Mothermorphosis, by MK Chavez
Nomadic Press, 2016, 52 pages, $10
As if I needed another reason to cry, curse, bang my elbows on the piano, and scream on the downbeat, I now have a hundred more thanks to MK Chavez’ brilliant, sympathetic collection Mothermorphosis. These are wonderful and sad poems, completely unpreoccupied with the poet’s own voice. Instead, readers join the author in a search for point of view, which is nearly impossible since the political and intimate worlds make us want to shut our eyes.
Chavez leads us into places she hasn’t fully discovered. It is a murky trek through a dark wood shaded by mental health atrocities (“Ways to treat schizophrenia: infect with malaria, inducing convulsions with camphor injections”) and American-backed death squads in El Salvador. Yes, these are poems of witness, but aren’t all poems? Could there even be images at all if we didn’t have eyes to see part of everything?
Chavez, a seasoned poet who is part of the throaty, vibrant East Bay poetry scene in San Francisco, makes good use of the poet’s old friend Doubt, in language that agrees and disagrees in her struggle to understand her own energy — her nature and nurture. The facts are simple: a nation destroys its own people; her mother’s schizophrenia is a form of survival, yet this too is destructive. But this is not an Agatha Christie whodunit (who killed the poet): This is poetry. Consider “The Archeology of Disappearance,” which both touches upon the massacre of innocents and the way in which we construct our identities by disconnecting from experience: “Perhaps there is one survivor, perched / in a tree / suspended in history / in silence.” The poem concludes with art:
She considers the death
of those on the ground
to be fallen fruit
and the suffering
to be a peculiar hardness,
in the same way
that an insect
might come to be incased
There is something not quite right about disconnecting, and yet beauty comes from it too, and it isn’t a lie or truth, but it’s distracting, or maybe like trying to find a way to breathe when anyone else would be holding her breath. In “Autobiography #7 (Apartment on Delaware)” a young speaker witnesses: “Each morning broken glass made everything glitter. / I was a clumsy girl. My mother pulled glass shards from the meat of my bloodied knees. / Sunlight sometimes caught the blood and the wound and made them shine.”
Chavez’s poems are very elastic. She moves back and forth between the outer and inner worlds, between “Ours was the smallest home in the middle of the city’s maze of empty warehouses,” to her mother treating her wound with a forked stitch ripper, to reaching for a blanket where “At the center of all that softness, she found a perfect mouse family.” In “Difficult Child,” Chavez begins with an image, her mother “tearing her clothes off under an arc of sprinklers,” then gives us a street intersection, nuns trying to teach her Latin, the mother dancing naked. Chavez’s lens tightens on the shot, from panorama to looking into her mother’s “fragmented and tender eyes,” her mother asking, “Do you hear voices too?” and the daughter saying, “Yes, I hear them. I hear them talking all the time.”

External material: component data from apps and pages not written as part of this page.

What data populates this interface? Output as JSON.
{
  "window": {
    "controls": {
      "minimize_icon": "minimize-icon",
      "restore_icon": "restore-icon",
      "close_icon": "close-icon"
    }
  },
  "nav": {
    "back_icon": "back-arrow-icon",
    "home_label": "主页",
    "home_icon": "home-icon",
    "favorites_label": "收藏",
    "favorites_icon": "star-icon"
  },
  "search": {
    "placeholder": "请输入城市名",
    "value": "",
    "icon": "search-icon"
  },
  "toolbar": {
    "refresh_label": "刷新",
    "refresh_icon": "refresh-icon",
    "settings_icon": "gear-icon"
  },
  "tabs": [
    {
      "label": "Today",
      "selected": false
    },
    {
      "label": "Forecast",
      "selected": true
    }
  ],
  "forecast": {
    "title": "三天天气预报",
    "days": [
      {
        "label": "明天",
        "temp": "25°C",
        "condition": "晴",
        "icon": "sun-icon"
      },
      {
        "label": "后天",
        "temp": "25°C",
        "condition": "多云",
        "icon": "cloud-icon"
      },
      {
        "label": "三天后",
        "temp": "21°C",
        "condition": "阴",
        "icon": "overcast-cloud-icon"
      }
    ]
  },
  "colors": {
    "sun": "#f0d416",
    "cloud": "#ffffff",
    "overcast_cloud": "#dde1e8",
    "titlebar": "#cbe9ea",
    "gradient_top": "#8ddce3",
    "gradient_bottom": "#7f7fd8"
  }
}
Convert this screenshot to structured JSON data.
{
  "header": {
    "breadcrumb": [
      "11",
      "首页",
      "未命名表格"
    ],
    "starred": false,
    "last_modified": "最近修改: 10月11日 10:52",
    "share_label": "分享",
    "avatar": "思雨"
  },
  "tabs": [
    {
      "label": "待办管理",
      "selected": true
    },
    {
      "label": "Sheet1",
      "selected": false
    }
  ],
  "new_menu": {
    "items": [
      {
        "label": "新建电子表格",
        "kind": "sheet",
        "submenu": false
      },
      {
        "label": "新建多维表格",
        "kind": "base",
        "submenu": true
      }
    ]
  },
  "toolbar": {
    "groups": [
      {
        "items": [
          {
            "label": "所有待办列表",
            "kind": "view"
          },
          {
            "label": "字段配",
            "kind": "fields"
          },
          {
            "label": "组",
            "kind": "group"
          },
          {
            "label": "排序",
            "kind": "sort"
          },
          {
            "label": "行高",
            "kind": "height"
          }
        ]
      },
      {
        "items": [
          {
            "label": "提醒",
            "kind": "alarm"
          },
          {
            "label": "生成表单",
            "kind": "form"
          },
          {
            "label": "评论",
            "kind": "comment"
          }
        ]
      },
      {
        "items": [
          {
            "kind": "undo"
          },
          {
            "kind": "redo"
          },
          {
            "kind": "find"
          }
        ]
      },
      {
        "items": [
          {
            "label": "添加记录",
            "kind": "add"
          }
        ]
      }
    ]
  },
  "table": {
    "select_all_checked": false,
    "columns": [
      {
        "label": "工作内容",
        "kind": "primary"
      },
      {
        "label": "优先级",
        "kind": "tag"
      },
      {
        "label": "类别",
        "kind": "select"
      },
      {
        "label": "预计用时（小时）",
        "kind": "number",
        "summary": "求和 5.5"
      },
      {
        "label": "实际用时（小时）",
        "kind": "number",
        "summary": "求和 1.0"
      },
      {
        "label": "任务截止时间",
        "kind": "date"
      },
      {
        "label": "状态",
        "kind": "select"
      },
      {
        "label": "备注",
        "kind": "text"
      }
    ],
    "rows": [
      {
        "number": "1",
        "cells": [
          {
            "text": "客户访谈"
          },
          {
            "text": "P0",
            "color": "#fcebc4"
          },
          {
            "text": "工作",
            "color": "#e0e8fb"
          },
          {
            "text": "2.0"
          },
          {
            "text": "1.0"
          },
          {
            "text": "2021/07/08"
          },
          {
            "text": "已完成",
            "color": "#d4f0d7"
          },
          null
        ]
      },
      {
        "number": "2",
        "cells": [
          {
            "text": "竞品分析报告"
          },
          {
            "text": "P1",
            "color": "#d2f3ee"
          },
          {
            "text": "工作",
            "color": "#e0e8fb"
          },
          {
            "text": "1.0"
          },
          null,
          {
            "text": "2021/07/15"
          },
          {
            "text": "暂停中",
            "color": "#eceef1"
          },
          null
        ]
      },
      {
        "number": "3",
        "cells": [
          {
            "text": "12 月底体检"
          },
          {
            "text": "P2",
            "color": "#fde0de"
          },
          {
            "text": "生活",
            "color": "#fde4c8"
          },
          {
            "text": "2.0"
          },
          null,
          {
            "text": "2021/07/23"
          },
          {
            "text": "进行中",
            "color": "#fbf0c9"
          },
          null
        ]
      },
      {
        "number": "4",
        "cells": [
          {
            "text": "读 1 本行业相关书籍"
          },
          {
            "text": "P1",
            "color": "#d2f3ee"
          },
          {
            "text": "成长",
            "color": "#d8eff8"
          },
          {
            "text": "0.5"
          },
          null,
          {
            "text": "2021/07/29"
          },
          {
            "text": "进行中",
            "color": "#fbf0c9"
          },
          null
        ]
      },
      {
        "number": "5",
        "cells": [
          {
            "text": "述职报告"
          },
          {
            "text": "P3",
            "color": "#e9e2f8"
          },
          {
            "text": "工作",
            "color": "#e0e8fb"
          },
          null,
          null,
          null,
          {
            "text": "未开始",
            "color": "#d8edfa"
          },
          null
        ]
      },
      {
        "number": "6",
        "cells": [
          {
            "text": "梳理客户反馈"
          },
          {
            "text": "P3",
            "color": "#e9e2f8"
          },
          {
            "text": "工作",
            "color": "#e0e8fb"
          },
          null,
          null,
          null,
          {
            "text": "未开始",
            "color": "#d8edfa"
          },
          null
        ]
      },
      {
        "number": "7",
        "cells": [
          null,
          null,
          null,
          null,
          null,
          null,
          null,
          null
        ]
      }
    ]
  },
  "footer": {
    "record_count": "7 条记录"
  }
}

If Mothermorphosis were a horror movie, we could expect a brief flash of static or menacing cello sounds between these long and short takes, between each line and stanza. But the author’s skill lies in making numerous seamless transitions without using any transition words or devices. She is associative, but without swerving, as she braids the personal and political, the inherent introspection with what the World War II-era poet Keith Douglas called “extro-spection.” Douglas, who was celebrated by Plath and Hughes for his Simplify Me When I’m Dead, renovated experience by renovating language. I imagine Hughes would also say of Chavez’s language, “its air of improvisation is a vital part of its purity.”
Above all, while the press kit focuses on this book’s “exploration of the sublime terrain of mother,” Chavez must be read as a war poet even though she is a very different sort of soldier than armies tend to recruit. This one knows battle. This one knows the feeling of a first breath filling a newborn’s ribcage. And this one knows mortality as none of us do. Her closing poem “Thanksgivings at Cemeteries” both descends from “Lady Lazarus” and gives her ancestor a place to rest eternal:
Call me heart and the final escape.
First, eat air.
Do not let secrets become stone. Do not let them
take your breath
Come to me after they’ve killed the god in you,
when all that’s left
is cold as marble.
I’ll open my wings and kiss
what no one else is willing
“Literacy is freedom,” was one of the first slogans to be shouted after Eden Pastora led his army of farmers into Managua to return Nicaragua to its people. To this, Chavez adroitly might add: You take your literacy when and where you can. You take it from the world, you take it from your mother no matter her imperfections, and you give it to your child because your language is her freedom.